Trump Devos

Trump DeVos To Eliminate Public Service Loan Forgiveness?

Here’s What You Should Do Immediately

The Trump administration recently had their upcoming budget proposal reviewed, and what’s inside does not look good for many student loan borrowers.

President Trump and Education Secretary DeVos have indicated that they want to upend both the Public Service Loan Forgiveness (PSLF) and Income-Driven Repayment (IDR) programs going forward, with the first salvo now being fired.

According to a leaked preliminary budget from the Department of Education, Trump plans to completely eliminate the Public Service Loan Forgiveness Program (PSLF) going forward. This could potentially affect millions of student loan borrowers and over a hundred billion dollars in loan forgiveness.

The potential impact of such a change cannot be understated; approximately 20% of the workforce works in jobs that would currently be eligible for PSLF. The GAO estimates that under the current program, the government is on pace to forgive $108 Billion in loans through this program.  Under the new budget, it is unclear what will happen to the 550,000 student borrowers currently in the PSLF program.

This budget also seeks to combine all current federal repayment programs into a single Income-Based Repayment (IBR) plan going forward, consistent with Trump’s earlier campaign promises regarding student loans.

Borrowers are rushing to enroll in these forgiveness or consolidation programs before they change or possibly repealed under the new administration. Due to high demand the Student Relief Center has established a helpline at 1 (888) 510-2832 and provides a free eligibility check Mon- Fri.

Borrowers who think they are currently eligible for this program but have yet to enroll need to take immediate action, including:

  1. Ensuring that they are currently enrolled in a Direct Federal Loan program
  2. Certifying their employment

While taking these steps doesn’t guarantee to get into the PSLF program prior to the law change, it should greatly increase the odds that eligible borrowers can still take advantage of this program’s benefits while the window of opportunity is still open.

What exactly will happen to borrowers currently in the program is anyone’s guess at this point. However, according to the promissory notes signed by all PSLF borrowers prior to their release of funds, they are entitled to take advantage of the program’s benefits as long as they continue to adhere to all eligibility and repayment requirements. Attempting to overturn this could be a major legal issue for the DOE and a huge political problem for the Republicans and President Trump.

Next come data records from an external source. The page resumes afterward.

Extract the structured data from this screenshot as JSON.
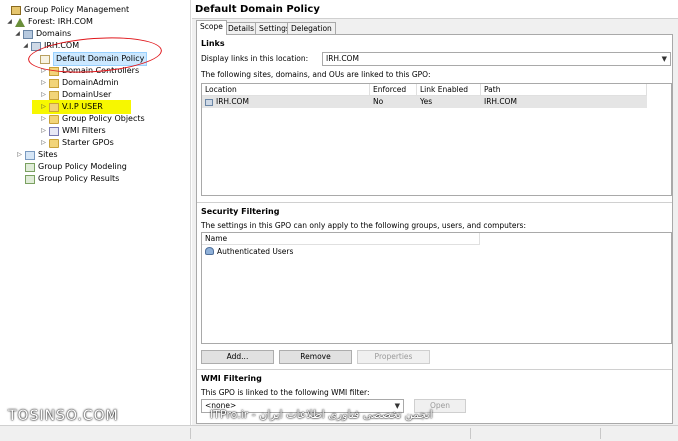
{
  "tree": {
    "root": "Group Policy Management",
    "forest": "Forest: IRH.COM",
    "domains": "Domains",
    "domain": "IRH.COM",
    "default_policy": "Default Domain Policy",
    "domain_controllers": "Domain Controllers",
    "domain_admin": "DomainAdmin",
    "domain_user": "DomainUser",
    "vip_user": "V.I.P USER",
    "gpo": "Group Policy Objects",
    "wmi": "WMI Filters",
    "starter": "Starter GPOs",
    "sites": "Sites",
    "modeling": "Group Policy Modeling",
    "results": "Group Policy Results"
  },
  "panel": {
    "title": "Default Domain Policy",
    "tabs": [
      "Scope",
      "Details",
      "Settings",
      "Delegation"
    ],
    "links": {
      "heading": "Links",
      "display_label": "Display links in this location:",
      "location_value": "IRH.COM",
      "linked_label": "The following sites, domains, and OUs are linked to this GPO:",
      "columns": [
        "Location",
        "Enforced",
        "Link Enabled",
        "Path"
      ],
      "rows": [
        {
          "location": "IRH.COM",
          "enforced": "No",
          "link_enabled": "Yes",
          "path": "IRH.COM"
        }
      ]
    },
    "security": {
      "heading": "Security Filtering",
      "desc": "The settings in this GPO can only apply to the following groups, users, and computers:",
      "column": "Name",
      "rows": [
        "Authenticated Users"
      ],
      "add": "Add...",
      "remove": "Remove",
      "properties": "Properties"
    },
    "wmi": {
      "heading": "WMI Filtering",
      "desc": "This GPO is linked to the following WMI filter:",
      "value": "<none>",
      "open": "Open"
    }
  },
  "watermark": {
    "left": "TOSINSO.COM",
    "right": "ITPro.ir - انجمن تخصصی فناوری اطلاعات ایران"
  }
}
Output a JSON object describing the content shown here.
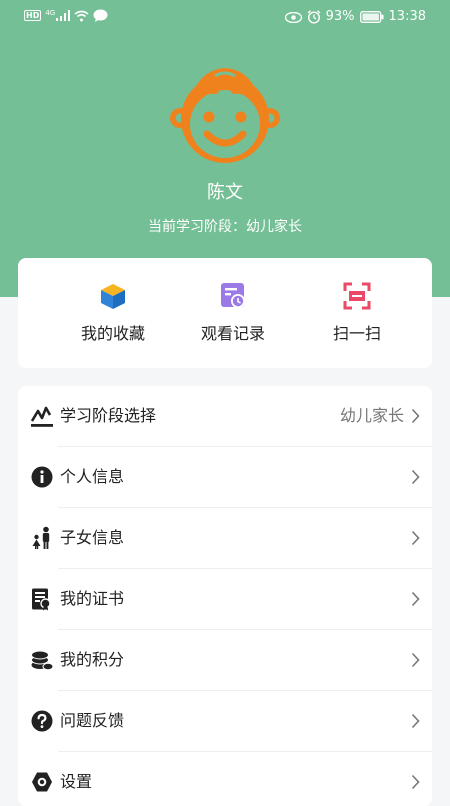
{
  "status_bar": {
    "network_type": "HD",
    "signal_label": "4G",
    "battery_percent": "93%",
    "time": "13:38",
    "icons": [
      "hd-icon",
      "signal-icon",
      "wifi-icon",
      "message-icon",
      "eye-icon",
      "alarm-icon",
      "battery-icon"
    ]
  },
  "profile": {
    "name": "陈文",
    "stage_text": "当前学习阶段：幼儿家长",
    "avatar_icon": "boy-avatar-icon"
  },
  "quick_actions": [
    {
      "label": "我的收藏",
      "icon": "cube-icon"
    },
    {
      "label": "观看记录",
      "icon": "history-icon"
    },
    {
      "label": "扫一扫",
      "icon": "scan-icon"
    }
  ],
  "menu": [
    {
      "label": "学习阶段选择",
      "value": "幼儿家长",
      "icon": "stage-icon"
    },
    {
      "label": "个人信息",
      "value": "",
      "icon": "info-icon"
    },
    {
      "label": "子女信息",
      "value": "",
      "icon": "family-icon"
    },
    {
      "label": "我的证书",
      "value": "",
      "icon": "certificate-icon"
    },
    {
      "label": "我的积分",
      "value": "",
      "icon": "coins-icon"
    },
    {
      "label": "问题反馈",
      "value": "",
      "icon": "question-icon"
    },
    {
      "label": "设置",
      "value": "",
      "icon": "settings-icon"
    }
  ],
  "colors": {
    "header_bg": "#74bf95",
    "avatar_orange": "#f0821e",
    "cube_blue": "#2f83d8",
    "cube_orange": "#f7b321",
    "history_purple": "#9b79e6",
    "scan_red": "#ea4a67"
  }
}
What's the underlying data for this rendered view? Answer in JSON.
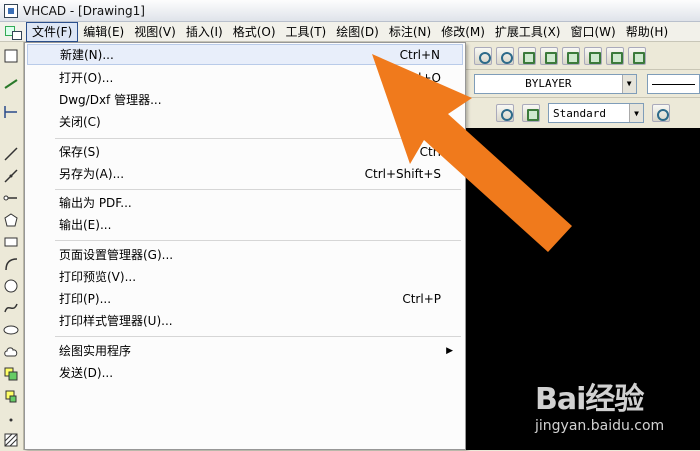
{
  "window": {
    "title": "VHCAD - [Drawing1]"
  },
  "menubar": {
    "items": [
      {
        "label": "文件(F)",
        "active": true
      },
      {
        "label": "编辑(E)"
      },
      {
        "label": "视图(V)"
      },
      {
        "label": "插入(I)"
      },
      {
        "label": "格式(O)"
      },
      {
        "label": "工具(T)"
      },
      {
        "label": "绘图(D)"
      },
      {
        "label": "标注(N)"
      },
      {
        "label": "修改(M)"
      },
      {
        "label": "扩展工具(X)"
      },
      {
        "label": "窗口(W)"
      },
      {
        "label": "帮助(H)"
      }
    ]
  },
  "file_menu": {
    "items": [
      {
        "label": "新建(N)...",
        "shortcut": "Ctrl+N"
      },
      {
        "label": "打开(O)...",
        "shortcut": "Ctrl+O"
      },
      {
        "label": "Dwg/Dxf 管理器..."
      },
      {
        "label": "关闭(C)"
      },
      {
        "label": "保存(S)",
        "shortcut": "Ctrl"
      },
      {
        "label": "另存为(A)...",
        "shortcut": "Ctrl+Shift+S"
      },
      {
        "label": "输出为 PDF..."
      },
      {
        "label": "输出(E)..."
      },
      {
        "label": "页面设置管理器(G)..."
      },
      {
        "label": "打印预览(V)..."
      },
      {
        "label": "打印(P)...",
        "shortcut": "Ctrl+P"
      },
      {
        "label": "打印样式管理器(U)..."
      },
      {
        "label": "绘图实用程序"
      },
      {
        "label": "发送(D)..."
      }
    ]
  },
  "toolbar": {
    "layer_combo": "BYLAYER",
    "text_style_combo": "Standard"
  },
  "watermark": {
    "logo": "Bai经验",
    "url": "jingyan.baidu.com"
  },
  "colors": {
    "arrow": "#f07a1c",
    "canvas": "#000000",
    "highlight": "#e8eefa"
  }
}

We can only hope that these borrowers are allowed to continue to enjoy these agreed-upon benefits going forward.

In our opinion, this action was taken against Public Service Loan Forgiveness by the Trump administration will only serve to further the student loan crisis if it is indeed passed into law.

Student Loan Borrowers may contact EducationCam to get information on available programs in your area.

EducationCam’s Student Relief Hotline
Phone: 1 (888) 510-2832
Monday – Friday | 9am to 7pm EST


This website / blog is not affiliated with the Department of Education, Navient, Sallie Mae or any other student loan servicer.

The information and notices contained on this website are intended as general research and information and are expressly not intended, and should not be regarded, as financial or legal advice. We attempt to ensure that the material contained on the web-site is accurate and complete at the date first published, however you should recognize that information contained on this web-site may become out of date over time.
By calling you will be connected to partners in our network. Each partner will provide a proposal for services & may charge a fee for their service. Consumers may perform these services for themselves, many or all of which may be without charge. Our partners do not guarantee that your student loan payments or amount owed will be reduced. Obtaining lower payments or loan forgiveness is based on several factors including approval from the Department of Education.